ReturningWhen coming back int too the center of town, we came upon where the town has been described as “etched in time, almost as though the town itself were a ghost from the past.” You will find P. J. Gilligan’s Dry Goods & Mercantile Co. Store, a living history retail store frozen in the 1860s which that has been in continuous operation since 1821. A store frozen in time during the 1860’s. , Proprietor Paul J. Gilligan offers products for use by Civil War Rre-enactors, owners of period homes who want to create that authentic 1860s look, and customers who just want a unique gift. He is also a most gracious host, sharing a plethora of information on the town’s history, its role in the Civil War, with lots of ideas for places to explore. The store is open
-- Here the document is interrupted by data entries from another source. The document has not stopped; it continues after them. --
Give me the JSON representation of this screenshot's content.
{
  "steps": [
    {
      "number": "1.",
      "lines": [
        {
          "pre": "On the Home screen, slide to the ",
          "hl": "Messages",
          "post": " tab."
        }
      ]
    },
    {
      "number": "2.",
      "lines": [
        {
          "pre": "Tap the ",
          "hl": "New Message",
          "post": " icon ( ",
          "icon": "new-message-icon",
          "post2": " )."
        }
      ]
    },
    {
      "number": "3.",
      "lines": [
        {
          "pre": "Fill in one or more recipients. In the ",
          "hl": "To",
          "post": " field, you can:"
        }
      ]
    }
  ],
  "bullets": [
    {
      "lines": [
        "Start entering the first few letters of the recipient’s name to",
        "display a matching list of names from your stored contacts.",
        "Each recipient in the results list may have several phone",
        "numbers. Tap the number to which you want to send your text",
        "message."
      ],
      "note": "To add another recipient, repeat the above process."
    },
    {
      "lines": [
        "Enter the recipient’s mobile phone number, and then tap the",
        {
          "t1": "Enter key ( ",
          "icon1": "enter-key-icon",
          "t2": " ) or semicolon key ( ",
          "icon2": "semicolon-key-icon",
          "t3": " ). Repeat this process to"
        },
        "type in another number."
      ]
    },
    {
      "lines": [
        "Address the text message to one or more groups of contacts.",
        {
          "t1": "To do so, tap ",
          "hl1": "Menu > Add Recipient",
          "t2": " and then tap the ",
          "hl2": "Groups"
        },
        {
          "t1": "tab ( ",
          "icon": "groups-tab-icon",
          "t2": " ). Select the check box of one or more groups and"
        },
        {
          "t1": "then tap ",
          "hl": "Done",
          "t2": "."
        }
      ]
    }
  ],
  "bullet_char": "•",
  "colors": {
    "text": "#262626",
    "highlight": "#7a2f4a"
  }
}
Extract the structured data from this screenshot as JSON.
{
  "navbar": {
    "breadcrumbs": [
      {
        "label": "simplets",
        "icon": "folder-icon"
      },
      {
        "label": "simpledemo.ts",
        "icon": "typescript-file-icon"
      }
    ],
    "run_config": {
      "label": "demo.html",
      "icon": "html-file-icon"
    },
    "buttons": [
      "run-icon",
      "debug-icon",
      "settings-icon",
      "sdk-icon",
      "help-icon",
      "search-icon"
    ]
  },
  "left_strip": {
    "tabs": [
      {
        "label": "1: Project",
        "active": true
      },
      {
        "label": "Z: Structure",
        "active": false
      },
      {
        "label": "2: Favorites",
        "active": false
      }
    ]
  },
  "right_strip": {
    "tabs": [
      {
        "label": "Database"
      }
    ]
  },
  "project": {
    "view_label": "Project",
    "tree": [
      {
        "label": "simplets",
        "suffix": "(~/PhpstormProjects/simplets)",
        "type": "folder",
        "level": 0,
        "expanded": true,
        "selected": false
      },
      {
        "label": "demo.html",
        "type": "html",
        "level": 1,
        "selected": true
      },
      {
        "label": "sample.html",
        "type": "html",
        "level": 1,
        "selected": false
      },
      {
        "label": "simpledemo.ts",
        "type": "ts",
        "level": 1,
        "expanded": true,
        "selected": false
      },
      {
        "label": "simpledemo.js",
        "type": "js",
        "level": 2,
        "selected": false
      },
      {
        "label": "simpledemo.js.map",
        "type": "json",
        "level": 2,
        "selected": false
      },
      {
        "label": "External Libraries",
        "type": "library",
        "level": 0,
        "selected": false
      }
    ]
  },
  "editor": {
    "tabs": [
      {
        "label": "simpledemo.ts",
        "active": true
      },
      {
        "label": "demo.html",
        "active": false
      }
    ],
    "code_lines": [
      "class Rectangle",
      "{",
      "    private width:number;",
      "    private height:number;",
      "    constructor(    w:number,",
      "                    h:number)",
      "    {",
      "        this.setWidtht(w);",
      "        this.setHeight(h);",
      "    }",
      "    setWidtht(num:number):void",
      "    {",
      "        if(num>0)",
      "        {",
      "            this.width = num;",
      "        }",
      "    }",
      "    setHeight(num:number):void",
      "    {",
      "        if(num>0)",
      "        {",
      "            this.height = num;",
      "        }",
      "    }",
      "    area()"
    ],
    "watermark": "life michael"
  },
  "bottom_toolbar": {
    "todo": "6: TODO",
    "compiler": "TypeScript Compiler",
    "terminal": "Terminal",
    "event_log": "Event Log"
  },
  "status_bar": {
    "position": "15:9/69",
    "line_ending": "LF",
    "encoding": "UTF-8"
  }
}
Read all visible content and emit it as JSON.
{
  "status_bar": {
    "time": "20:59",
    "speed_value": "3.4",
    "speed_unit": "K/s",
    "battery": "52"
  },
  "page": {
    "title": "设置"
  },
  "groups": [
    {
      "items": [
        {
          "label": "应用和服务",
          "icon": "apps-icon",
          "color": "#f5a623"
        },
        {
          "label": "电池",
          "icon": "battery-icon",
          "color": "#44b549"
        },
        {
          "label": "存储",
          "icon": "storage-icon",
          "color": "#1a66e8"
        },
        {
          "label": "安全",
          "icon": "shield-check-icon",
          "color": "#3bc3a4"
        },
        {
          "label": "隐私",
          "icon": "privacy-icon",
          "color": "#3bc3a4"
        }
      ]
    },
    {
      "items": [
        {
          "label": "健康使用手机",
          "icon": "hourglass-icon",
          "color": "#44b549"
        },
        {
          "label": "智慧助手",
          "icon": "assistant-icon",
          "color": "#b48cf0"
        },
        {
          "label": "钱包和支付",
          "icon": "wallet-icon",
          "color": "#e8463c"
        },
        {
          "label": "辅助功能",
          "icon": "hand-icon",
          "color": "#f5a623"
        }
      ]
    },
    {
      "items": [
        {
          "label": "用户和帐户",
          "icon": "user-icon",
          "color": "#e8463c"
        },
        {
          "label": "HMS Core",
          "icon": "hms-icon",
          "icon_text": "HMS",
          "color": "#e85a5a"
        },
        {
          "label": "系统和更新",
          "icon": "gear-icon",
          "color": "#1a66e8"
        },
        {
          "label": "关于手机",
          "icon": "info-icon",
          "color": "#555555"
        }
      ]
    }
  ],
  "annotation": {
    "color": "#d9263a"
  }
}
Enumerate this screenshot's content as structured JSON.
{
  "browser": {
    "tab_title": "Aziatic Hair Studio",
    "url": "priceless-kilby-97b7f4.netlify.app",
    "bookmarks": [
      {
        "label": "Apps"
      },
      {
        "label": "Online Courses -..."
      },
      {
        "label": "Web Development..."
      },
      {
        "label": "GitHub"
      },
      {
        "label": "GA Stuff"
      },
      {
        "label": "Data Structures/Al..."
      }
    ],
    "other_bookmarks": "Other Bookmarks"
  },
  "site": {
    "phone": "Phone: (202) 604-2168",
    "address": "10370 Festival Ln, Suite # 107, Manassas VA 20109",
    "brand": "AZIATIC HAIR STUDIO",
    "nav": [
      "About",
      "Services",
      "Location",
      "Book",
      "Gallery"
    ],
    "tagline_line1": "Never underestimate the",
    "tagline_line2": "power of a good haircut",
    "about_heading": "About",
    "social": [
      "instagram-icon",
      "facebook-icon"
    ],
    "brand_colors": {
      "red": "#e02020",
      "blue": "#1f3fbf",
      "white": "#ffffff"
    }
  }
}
Open every Saturday and Sunday year-round, from 11:00 a.m. (noon on Sundays) to 7:00 p.m. you will want to stop in his shop early in your visit as he is a most gracious host, filled with a plethora of information on the town’s history, its role in the Civil War, with lots of ideas of things to explore. Ask him where to
Other points of interest near After Burkittsville include: , you can choose to head back home or go on to explore the full story of the Battle of South Mountain by visitng Washington Monument at the top of the mountain, or even go on to Sharpsburg, just seven miles away, . Other places to visit while in the area are Big Cork Vineyards, Orchid Cellar Meadery and Winery, and get some homemade, very fresh ice cream at South Mountain Creamery. Need lunch or If you are in the area during lunchtime or for dinner?, T the Main Cup in Middletown, Dan’s Restaurant and Tap House, and the classic Old South Mountain Inn in Boonsboro come highly recommended.